Over 200 runners took over the main street in Detroit on a pleasant and clear morning. I ran this event a few years back and had vivid memories of it being a murky post-apolocolyptic wasteland. This year, low 60’s temperatures and blue skies were evident. Race director, Gary Terlecki, had obviously been putting in solid work creating something out of what could have been nothing. And he pulled it off.

The first 3/4 mile was a straight and slow descent on paved roads to get to the lake. Following a short trail section, we entered our first little venture onto the lake bed. This was, unfortunately a bone dry section in what was once covered by tons of water. It was over a mile before we got our first real taste of a technical challenge. Gary had warned about needing to create an entirely new course, and for runners to be prepared to cross the Breitenbush River “about a half-dozen times”.

The trail gave way to big rocks and we entered the river for our first in a series of switchbacks. The water was cold, but the footing was surprisingly sturdy (or I just became more coordinated since the last time I went wading through water). Over the next mile or so, we crossed over and back 9 times (by my count, though a running partner of mine counted 7 – we were both too tired to think straight). The outer banks of the river were a combination of large stones and some sections of dirt and sand. Regardless of the terrain, my steps were slow and deliberate and I’m sure everyone’s pace suffered as a result. No sense spraining an ankle 1/3 of the way through a tough race.

At mile 3, there was a pretty solid vertical climb. It was short, but with waterlogged shoes, it felt worse than it should have. We then took to some roughly maintained trails (I hope that there was no hidden poison oak), for a bit. A short pit stop at the aid station was in order before a steep decline down to the lakeshore. This was one of the areas that had actual standing water and muddy banks. The course flags had us steered mere feet from the shore, though footprints showed a pretty even split between those in the trenches and those who opted for a dryer traverse a few more feet away from the water. I said “the heck with it” and took on the mud in full glory.

Bad idea.

Within two steps both legs were knee-deep. As I tried to pull up my right leg, my shoe briefly came off, as the suction now had me stranded. So this is what quicksand feels like.
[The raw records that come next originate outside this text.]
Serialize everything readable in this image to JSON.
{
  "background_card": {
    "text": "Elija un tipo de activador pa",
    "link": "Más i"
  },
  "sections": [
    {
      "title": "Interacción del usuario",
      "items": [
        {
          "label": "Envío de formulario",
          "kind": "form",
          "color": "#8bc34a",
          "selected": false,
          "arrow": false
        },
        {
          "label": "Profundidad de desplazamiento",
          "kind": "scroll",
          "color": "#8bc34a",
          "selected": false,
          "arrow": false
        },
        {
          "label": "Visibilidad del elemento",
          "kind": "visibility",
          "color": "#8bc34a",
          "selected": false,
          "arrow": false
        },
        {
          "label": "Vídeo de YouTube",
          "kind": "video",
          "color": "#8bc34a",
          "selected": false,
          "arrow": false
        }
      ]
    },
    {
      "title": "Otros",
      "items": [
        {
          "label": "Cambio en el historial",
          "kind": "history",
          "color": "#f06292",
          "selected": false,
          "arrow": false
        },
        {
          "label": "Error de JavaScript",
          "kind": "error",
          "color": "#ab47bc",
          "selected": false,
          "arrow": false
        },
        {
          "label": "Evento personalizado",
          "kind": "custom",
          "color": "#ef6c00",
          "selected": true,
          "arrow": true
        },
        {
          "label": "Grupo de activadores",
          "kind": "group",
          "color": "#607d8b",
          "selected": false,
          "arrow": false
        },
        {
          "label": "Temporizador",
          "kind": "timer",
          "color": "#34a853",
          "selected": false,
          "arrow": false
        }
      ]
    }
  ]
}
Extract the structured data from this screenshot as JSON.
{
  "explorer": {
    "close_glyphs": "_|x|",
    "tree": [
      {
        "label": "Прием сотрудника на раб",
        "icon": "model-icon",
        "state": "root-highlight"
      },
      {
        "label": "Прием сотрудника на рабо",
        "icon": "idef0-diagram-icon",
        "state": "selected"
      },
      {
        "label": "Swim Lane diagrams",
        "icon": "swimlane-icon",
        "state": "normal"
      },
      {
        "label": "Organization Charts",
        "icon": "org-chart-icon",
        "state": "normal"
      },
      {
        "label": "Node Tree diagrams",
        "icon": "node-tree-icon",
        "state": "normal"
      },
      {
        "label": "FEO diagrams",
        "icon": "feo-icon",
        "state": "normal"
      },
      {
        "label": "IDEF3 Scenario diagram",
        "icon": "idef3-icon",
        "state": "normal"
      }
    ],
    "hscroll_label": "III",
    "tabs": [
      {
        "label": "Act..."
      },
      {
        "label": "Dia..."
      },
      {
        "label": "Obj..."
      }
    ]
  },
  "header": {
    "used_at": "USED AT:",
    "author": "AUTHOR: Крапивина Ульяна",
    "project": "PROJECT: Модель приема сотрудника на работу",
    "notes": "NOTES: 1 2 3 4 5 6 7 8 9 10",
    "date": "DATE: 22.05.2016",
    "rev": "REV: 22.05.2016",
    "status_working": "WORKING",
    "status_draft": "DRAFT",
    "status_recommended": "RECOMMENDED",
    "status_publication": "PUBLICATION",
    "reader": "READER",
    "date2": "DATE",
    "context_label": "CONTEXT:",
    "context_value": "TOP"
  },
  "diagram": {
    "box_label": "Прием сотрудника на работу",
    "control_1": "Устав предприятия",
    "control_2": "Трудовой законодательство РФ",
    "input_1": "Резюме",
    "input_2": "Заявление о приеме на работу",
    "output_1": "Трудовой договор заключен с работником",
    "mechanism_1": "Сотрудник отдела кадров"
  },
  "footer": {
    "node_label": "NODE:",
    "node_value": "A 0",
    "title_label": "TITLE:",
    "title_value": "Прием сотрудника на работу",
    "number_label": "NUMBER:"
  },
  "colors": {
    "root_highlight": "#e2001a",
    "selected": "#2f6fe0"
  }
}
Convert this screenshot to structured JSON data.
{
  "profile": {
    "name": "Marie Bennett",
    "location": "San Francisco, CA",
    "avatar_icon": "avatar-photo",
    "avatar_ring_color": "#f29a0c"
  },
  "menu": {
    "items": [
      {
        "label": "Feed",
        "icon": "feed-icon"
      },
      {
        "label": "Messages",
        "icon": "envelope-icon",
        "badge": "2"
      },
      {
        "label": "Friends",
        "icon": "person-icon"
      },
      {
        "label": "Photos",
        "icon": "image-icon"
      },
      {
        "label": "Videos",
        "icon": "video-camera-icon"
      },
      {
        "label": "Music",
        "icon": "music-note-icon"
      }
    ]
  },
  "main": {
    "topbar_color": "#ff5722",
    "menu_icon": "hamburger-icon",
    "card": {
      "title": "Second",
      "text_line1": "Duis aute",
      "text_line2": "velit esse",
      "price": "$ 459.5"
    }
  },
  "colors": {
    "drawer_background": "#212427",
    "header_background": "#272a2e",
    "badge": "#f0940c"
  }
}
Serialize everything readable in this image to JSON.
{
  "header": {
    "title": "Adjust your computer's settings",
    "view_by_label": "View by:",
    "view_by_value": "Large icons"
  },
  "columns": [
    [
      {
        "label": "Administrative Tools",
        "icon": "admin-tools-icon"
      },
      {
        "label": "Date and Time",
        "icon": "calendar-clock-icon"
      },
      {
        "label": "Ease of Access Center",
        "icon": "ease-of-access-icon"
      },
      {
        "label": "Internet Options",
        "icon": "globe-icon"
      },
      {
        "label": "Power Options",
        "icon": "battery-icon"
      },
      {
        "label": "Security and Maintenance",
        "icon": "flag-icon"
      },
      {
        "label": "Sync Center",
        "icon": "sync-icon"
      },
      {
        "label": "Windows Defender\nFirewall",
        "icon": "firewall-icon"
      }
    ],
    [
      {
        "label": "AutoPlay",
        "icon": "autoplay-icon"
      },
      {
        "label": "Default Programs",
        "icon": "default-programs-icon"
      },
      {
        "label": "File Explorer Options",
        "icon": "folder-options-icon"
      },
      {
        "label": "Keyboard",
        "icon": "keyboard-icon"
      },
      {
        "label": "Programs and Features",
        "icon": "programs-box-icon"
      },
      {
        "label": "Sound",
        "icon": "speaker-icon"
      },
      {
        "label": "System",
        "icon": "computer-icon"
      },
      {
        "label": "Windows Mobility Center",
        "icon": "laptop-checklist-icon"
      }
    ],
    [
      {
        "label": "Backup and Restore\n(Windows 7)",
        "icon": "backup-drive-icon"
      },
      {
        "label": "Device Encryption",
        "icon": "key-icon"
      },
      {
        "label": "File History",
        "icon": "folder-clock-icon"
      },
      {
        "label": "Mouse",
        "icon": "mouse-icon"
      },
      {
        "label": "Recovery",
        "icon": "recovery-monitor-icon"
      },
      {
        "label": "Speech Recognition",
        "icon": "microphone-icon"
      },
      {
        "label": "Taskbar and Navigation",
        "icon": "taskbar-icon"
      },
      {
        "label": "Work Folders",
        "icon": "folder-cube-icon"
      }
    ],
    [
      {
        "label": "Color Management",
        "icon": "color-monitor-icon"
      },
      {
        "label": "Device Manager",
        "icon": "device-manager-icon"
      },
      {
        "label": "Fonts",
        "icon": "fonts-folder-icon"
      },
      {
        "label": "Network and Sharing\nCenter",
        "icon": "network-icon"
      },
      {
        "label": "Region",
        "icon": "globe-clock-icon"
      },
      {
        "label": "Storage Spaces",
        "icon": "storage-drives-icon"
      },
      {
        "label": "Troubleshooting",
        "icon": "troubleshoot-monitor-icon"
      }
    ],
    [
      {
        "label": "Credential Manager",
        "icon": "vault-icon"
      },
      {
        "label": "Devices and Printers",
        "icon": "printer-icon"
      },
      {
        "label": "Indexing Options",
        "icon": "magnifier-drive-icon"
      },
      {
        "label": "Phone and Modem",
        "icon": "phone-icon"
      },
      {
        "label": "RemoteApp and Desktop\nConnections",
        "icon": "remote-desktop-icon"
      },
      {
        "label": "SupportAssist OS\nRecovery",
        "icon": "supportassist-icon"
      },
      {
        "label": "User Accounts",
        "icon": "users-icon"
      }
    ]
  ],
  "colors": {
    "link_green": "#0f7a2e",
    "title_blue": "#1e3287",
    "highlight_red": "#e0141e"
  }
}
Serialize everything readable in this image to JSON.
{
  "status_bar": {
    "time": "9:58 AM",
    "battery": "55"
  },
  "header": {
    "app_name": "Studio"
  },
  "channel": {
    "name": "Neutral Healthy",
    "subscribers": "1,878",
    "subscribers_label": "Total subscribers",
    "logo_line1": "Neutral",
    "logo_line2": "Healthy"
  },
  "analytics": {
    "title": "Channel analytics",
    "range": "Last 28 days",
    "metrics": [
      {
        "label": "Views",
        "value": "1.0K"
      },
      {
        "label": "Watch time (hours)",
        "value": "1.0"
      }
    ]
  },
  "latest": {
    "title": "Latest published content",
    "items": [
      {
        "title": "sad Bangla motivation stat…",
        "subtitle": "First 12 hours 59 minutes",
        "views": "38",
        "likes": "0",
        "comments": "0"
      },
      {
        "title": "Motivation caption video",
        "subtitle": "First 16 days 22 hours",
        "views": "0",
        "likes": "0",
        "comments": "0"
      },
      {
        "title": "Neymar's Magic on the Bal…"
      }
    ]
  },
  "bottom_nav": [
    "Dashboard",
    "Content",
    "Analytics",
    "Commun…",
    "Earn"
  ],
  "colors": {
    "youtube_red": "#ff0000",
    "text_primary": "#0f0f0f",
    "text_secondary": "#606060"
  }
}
People started passing me as I struggled to free myself. I managed to do so inch, by painstaking inch. A few more calf deep mud plunges and I then opted for higher ground. Unfortunately, even though the mud section was relatively brief, the strains of freeing myself left me zapped of energy. The final few miles were more a test of will than anything. While the terrain eventually became less and less muddy, I trudged along with a smile on my face, and mud in my shoes. The last section was that initial paved trail back to the start.

Following the race, there was beer from Seven Brides Brewing, Great Harvest Break, and three different soups to choose from. I immediately perked up with a little food in my belly and took in the rest of the morning with my fellow dirty runners.

The success of the 2015 event was testament to the work and drive that Run Wild Adventures has in the local running world. Given the sheer size and lack of trails on large portions of the event, the course markings were incredible. I had ZERO issues with figuring out which way to go. They worked hard to create a memorable experience, and did so my changing up their course, making it a challenge, and utilizing what they had at their disposal. Full results can be found here.

 

About Matt Rasmussen (1553 Articles)
Matt Rasmussen lives in Keizer, Ore. with his wife and three daughters. He enjoys watching the Olympics, sampling craft beers, and all things Canada (he was born there). Matt was raised as a baseball player and officially transitioned over to running in 2010.
%d bloggers like this: